» **Source material**
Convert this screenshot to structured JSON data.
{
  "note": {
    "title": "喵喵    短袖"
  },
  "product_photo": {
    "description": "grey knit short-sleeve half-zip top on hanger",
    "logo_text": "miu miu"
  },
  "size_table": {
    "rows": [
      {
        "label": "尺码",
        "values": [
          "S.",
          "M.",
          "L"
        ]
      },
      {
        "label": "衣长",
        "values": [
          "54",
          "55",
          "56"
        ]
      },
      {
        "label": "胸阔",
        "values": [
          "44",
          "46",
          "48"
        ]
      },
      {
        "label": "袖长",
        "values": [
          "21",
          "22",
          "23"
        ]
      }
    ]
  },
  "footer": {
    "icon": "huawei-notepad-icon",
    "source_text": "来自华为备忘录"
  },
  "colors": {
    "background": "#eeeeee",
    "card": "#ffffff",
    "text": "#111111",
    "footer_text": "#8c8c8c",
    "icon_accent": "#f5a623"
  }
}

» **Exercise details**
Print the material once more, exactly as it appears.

» **Result for this task**
Convert this screenshot to structured JSON data.
{
  "note": {
    "title": "喵喵    短袖"
  },
  "product_photo": {
    "description": "grey knit short-sleeve half-zip top on hanger",
    "logo_text": "miu miu"
  },
  "size_table": {
    "rows": [
      {
        "label": "尺码",
        "values": [
          "S.",
          "M.",
          "L"
        ]
      },
      {
        "label": "衣长",
        "values": [
          "54",
          "55",
          "56"
        ]
      },
      {
        "label": "胸阔",
        "values": [
          "44",
          "46",
          "48"
        ]
      },
      {
        "label": "袖长",
        "values": [
          "21",
          "22",
          "23"
        ]
      }
    ]
  },
  "footer": {
    "icon": "huawei-notepad-icon",
    "source_text": "来自华为备忘录"
  },
  "colors": {
    "background": "#eeeeee",
    "card": "#ffffff",
    "text": "#111111",
    "footer_text": "#8c8c8c",
    "icon_accent": "#f5a623"
  }
}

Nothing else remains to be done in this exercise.